Cumbee Center

The Cumbee Center to Assist Abused Persons office will remain closed until March 30. The center, however, is still offering support to victims of sexual assault and domestic violence.

With efforts being made limit the spread of the coronavirus, working from home and social distancing could prove difficult for victims of domestic violence and sexual assault. 

Staying home for victims could mean being around an abuser more often, said Jessica Coach, executive director of the Cumbee Center To Assist Abused Persons Inc. 

"There are going to be many who will not receive pay during this time which is going to be an additional stress and triggers for domestic violence," Coach said. "Overall having to work from home and be in the same environment with the abuser and in close quarters for long periods of time, that in itself is a huge risk factor."

The Cumbee Center has been dedicated to supporting and empowering victims of domestic and sexual violence and their families by providing services, reducing the tolerance of abuse and advocating for social change.

From Jan. 1 through Feb. 29, the center offered services to 60 victims of domestic violence with 22 of them receiving sheltering services. 

The center also assisted 19 new victims of sexual assault. 

The spread of the coronavirus has led to changes in the center's regular operations. 

Since early March, the Cumbee Center has taken everyday preventative measures handed down by the Centers for Disease Control and Prevention to limit the spread of the virus. 

However, the center announced Monday its physical offices would be closed and workers would be working from home until March 30. 

"It was very challenging balancing our responsibility of providing the victim service and our responsibility to prevent the spread of COVID-19 to the community," Coach said. "The ultimate decision of closing the office was necessary for the protection of our staff, our clients that we serve and for the community and the nation as a whole." 

Despite this, Coach wants to reassure victims that the Cumbee Center's services are not going away but are only changing. 

The center has suspended all in-person hospital calls but will still provide advocacy over the phone for all hospital calls. 

The center's crisis hotline also remains available 24 hours a day at 803-649-0480. The center can also be reached by email at info@cumbeecenter.org

Sheltering services for victims in immediate danger are still available, only in a different setting, Coach said. 

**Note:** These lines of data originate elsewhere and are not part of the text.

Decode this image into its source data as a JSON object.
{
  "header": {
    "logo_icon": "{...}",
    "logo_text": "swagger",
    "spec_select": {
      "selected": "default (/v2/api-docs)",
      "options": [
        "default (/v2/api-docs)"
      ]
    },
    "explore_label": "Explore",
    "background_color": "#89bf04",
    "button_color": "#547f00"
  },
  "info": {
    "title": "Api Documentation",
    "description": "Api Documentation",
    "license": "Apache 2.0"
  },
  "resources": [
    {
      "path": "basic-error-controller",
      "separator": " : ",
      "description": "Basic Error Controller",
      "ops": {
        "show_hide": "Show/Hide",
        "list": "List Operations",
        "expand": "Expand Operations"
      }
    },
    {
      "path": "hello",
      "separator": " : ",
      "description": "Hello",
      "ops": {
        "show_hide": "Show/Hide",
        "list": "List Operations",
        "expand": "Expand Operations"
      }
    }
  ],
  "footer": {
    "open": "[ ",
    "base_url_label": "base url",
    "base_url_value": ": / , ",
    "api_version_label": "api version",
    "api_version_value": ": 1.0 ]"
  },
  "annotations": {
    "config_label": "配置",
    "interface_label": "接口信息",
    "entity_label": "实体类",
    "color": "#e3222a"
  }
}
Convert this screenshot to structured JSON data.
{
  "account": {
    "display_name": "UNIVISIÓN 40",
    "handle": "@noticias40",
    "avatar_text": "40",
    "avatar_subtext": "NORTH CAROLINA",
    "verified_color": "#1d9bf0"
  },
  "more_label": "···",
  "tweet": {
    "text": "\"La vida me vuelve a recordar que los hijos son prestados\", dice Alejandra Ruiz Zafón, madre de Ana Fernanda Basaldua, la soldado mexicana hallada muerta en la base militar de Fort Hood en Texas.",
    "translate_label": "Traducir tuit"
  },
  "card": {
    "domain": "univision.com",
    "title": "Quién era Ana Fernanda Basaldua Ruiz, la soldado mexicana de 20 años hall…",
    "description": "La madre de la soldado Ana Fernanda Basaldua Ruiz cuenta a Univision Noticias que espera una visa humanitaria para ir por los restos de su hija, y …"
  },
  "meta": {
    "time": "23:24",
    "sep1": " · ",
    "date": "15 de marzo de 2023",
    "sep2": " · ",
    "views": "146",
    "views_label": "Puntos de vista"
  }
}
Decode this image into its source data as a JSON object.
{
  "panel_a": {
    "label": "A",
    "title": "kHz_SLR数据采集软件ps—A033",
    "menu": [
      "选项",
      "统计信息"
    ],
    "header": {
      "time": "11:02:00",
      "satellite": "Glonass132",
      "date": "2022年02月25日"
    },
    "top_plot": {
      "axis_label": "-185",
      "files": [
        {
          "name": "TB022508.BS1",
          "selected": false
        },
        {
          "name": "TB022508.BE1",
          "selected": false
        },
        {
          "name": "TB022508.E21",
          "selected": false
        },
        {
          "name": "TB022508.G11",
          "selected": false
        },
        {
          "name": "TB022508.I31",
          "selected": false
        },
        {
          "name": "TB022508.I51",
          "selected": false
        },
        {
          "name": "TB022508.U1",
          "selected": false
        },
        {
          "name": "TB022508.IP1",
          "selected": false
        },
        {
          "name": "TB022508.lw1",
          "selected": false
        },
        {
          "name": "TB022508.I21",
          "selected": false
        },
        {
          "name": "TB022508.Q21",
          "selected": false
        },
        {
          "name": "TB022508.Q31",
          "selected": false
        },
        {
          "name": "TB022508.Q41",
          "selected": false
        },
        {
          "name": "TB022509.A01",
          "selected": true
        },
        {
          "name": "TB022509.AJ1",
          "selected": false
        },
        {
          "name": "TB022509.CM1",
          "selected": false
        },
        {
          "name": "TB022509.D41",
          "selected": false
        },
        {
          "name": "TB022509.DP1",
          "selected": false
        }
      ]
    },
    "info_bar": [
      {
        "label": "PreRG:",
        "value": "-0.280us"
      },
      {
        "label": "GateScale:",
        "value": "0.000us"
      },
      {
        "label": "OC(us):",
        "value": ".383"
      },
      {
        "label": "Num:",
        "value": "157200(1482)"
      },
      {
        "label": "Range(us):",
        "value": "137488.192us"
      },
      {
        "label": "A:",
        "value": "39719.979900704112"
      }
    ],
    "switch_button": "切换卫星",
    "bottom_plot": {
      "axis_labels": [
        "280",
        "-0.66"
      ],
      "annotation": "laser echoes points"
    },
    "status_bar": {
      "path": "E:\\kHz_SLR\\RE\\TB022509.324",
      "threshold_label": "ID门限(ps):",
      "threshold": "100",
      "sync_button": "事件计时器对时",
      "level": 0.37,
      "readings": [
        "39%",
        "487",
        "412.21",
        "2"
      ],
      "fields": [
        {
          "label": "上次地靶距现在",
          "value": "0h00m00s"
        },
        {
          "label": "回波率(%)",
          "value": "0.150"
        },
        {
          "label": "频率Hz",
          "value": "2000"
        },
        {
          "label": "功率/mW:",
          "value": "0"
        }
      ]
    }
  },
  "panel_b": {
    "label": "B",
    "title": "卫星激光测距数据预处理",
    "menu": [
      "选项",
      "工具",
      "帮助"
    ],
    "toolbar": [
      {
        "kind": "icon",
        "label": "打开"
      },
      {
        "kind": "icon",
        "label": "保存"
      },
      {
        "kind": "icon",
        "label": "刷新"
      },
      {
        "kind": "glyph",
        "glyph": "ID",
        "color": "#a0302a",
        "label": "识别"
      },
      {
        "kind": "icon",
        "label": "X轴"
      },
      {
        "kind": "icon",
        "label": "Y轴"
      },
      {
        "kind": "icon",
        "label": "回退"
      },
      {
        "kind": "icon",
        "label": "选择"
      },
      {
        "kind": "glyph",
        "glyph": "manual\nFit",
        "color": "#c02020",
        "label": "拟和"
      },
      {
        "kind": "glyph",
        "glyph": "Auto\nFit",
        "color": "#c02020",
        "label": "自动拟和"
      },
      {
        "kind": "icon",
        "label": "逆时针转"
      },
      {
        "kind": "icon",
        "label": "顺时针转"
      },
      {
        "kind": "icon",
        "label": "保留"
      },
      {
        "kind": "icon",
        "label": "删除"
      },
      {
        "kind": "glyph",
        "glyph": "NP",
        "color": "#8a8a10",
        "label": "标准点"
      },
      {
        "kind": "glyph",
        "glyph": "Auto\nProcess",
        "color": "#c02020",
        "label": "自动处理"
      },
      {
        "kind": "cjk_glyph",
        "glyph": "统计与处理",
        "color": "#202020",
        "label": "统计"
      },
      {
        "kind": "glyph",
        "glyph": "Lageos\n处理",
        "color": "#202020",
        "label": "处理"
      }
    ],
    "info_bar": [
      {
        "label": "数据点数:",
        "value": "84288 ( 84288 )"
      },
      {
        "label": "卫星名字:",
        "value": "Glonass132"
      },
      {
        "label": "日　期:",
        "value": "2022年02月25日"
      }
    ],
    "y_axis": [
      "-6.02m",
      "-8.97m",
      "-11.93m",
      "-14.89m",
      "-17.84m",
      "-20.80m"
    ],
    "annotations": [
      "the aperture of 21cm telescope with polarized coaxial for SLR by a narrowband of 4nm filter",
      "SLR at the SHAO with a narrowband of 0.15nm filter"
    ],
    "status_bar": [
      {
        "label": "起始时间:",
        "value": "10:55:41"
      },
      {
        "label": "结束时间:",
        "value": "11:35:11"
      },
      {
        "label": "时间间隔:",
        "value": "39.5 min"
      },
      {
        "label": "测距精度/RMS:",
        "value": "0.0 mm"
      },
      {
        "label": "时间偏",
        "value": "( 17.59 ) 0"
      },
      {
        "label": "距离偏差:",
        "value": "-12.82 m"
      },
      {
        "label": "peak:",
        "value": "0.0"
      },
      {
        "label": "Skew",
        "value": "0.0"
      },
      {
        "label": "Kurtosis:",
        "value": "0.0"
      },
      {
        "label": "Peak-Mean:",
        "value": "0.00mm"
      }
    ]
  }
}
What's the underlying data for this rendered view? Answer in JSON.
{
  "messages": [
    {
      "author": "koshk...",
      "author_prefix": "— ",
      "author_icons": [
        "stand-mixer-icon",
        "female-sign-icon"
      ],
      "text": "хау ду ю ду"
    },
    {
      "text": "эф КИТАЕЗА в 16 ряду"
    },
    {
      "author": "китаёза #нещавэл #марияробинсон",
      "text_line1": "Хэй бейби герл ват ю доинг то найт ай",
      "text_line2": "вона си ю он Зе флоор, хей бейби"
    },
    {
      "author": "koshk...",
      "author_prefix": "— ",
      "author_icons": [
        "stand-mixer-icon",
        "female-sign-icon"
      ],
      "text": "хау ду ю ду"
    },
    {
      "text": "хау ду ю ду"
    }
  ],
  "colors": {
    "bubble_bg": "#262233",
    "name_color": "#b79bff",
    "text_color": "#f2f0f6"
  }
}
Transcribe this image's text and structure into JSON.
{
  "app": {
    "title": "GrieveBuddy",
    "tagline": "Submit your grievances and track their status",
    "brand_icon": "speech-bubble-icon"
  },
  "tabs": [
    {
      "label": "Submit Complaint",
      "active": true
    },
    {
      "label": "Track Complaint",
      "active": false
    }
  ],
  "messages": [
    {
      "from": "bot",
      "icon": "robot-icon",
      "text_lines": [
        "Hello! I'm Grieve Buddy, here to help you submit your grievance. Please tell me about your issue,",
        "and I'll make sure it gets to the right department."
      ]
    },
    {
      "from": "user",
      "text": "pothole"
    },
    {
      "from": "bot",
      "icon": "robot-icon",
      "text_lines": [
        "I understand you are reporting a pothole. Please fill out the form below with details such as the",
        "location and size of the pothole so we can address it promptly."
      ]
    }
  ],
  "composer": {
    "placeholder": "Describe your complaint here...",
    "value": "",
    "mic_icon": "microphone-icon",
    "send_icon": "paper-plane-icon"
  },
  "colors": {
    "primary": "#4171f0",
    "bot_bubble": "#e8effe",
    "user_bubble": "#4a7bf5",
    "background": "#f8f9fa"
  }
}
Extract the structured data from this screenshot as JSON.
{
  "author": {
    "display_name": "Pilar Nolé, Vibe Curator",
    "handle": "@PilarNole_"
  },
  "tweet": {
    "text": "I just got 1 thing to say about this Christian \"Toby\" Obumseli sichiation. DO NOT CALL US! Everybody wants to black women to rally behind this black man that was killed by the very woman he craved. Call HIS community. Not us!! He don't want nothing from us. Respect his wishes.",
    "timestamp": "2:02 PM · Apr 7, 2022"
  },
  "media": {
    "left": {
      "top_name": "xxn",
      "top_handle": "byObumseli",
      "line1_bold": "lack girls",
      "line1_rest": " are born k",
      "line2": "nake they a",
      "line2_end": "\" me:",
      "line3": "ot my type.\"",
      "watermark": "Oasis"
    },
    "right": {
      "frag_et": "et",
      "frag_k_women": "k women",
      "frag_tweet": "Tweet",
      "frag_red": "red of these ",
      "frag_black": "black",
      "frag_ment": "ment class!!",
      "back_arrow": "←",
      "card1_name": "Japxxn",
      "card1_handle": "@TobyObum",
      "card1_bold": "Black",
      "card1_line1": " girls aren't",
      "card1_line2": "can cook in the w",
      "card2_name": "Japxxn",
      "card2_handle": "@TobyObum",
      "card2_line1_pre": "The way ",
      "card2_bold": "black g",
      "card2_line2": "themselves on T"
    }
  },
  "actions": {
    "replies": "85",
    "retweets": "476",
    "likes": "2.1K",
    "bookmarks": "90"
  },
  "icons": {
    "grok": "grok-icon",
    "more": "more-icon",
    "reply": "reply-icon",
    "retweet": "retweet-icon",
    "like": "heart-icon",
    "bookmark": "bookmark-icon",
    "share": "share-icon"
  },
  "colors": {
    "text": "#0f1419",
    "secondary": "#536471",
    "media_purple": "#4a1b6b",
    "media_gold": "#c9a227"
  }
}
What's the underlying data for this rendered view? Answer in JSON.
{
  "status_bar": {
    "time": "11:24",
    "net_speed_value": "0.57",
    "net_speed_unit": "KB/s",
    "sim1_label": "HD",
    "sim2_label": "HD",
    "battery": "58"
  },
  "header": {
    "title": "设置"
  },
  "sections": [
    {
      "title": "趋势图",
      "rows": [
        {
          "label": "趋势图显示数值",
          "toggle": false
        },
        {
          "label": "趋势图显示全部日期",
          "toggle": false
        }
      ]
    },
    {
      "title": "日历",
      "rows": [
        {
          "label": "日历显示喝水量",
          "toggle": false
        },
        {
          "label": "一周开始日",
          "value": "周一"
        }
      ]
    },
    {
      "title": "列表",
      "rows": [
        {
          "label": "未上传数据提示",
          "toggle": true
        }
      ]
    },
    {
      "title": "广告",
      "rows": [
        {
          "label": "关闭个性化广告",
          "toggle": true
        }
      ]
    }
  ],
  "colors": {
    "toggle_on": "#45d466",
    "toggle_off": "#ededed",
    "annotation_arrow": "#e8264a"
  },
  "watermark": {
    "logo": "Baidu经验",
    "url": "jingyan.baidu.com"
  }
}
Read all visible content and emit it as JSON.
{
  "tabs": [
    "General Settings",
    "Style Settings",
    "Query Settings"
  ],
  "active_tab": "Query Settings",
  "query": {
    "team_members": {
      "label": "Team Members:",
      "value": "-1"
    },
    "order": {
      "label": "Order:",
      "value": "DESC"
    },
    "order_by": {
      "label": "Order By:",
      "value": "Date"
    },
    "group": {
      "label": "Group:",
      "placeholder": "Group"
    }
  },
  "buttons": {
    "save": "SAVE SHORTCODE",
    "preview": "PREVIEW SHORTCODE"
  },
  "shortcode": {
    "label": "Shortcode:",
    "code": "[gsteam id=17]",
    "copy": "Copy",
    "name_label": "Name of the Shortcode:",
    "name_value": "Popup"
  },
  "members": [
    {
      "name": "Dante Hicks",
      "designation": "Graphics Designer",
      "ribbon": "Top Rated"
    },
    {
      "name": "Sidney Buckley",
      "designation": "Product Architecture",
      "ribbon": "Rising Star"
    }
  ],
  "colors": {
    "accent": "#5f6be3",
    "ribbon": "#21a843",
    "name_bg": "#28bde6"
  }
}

“We’re still here and we want our community and our clients to know that our thoughts and prayers are with them during this time and if they need us to reach out to us," she said.

Coach said anyone who would like to help the nonprofit center operate during the COVID-19 crisis can do so by visiting www.cumbeecenter.org.

Matthew Enfinger is the crime and courts reporter with the Aiken Standard. Follow him on Twitter: @matt_enfinger